This morning I came across a PSFK excerpt of a presentation titled Intelligent cities: Efficient city. It's premise is that "Intelligent Cities can create personal, helpful, efficient and communal cities. In four articles on PSFK, we will describe each of these four aspects and the manifestations occurring today that point to a better urban future." In other words, PSFK will position technology as the great leveler/provider that allows for the idea of the "sentient" city. That's fine as long as we understand that advancement in technology and how it can be applied to cities, is not necessarily something "new" - cities after all, developed over centuries and with that development came technological advancement. Consider Napoleon III and his visionary rebuilding of Paris in the 1860's where he made vast improvements to the city's sewer system, most of which is still in use today. His vision was not only to improve the daily life of Parisians but also to inspire them as citizens.

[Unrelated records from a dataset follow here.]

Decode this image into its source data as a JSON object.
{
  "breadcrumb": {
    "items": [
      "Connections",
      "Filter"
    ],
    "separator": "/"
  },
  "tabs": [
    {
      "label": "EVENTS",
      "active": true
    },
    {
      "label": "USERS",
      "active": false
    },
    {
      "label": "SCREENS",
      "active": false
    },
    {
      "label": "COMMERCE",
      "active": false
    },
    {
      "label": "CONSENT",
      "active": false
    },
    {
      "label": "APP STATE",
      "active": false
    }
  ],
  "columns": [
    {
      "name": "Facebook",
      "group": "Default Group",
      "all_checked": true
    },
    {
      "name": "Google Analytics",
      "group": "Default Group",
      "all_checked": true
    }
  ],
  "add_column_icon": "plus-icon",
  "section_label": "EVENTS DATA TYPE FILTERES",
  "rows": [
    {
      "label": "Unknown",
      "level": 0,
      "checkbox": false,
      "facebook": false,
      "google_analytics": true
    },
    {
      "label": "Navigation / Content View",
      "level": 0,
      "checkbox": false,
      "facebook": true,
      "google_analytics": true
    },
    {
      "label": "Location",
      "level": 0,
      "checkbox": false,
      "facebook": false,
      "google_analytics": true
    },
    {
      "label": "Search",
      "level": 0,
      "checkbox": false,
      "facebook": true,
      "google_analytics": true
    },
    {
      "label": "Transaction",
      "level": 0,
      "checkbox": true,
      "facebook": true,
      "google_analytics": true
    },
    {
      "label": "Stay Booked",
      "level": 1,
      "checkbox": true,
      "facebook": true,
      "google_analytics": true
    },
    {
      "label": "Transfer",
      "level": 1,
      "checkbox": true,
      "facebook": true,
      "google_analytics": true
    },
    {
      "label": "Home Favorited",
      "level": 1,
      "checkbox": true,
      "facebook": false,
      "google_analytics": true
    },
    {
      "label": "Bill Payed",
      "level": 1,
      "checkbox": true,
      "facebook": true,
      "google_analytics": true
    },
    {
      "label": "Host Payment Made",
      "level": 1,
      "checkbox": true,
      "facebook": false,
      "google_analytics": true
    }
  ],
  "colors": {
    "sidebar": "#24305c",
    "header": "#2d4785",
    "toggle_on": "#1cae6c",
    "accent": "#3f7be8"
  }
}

The Tower of Babel
The Tower of Babel
This brings me to an essay I wrote about 18 months ago that considers the same ideas as the PSFK presentation, but looks at the city as a more human-centered invention and development, where technology came second to community. I have posted it below:
Cities live and breathe. As I wrote in a post last week on Social Media, cities are no more artificial [technological] than the hives of bees. As we go about our daily lives [mostly unconsciously,] we psycho-drift from block to block through neighborhoods that we know well, in amongst communities that have been drawn together by like-minded people. Think East Village in Manhattan, Venice Beach in Los Angeles, Camden Town in London, Pigalle in Paris - and here in Portland, the Pearl District.
Where we tend to live and work is often amongst communities of like-minded people, unless, as in the USA, one lives in a far-flung exurb and commutes for hours to work. Over centuries we have moved as a species from the rural countryside into large urban centres. As we have done so the 'idea' of the city sprang up. Throughout different periods in history, planners and architects have had differing ideas about how to cultivate urban living arrangements. There has been some success and much failure.
As James Kunstler writes in his book, The City in Mind, - "[the] nation's massive suburban build-out was an orgy of misspent energy and material resources that squandered our national wealth and left us with an infrastructure of daily life that, left as is, has poor prospects in the new century." Kunstler points out that as global warming, oil depletion and other epochal disorders are upon us, we must reconsider what is a 'city.'
He argues that one of the chief side effects of the move to suburbanism is "the cultural destruction...especially the loss of knowledge, tradition, skill, custom and vernacular wisdom in the art of city-making that was thrown in the dumpster of history...."
Read the rest of this essay.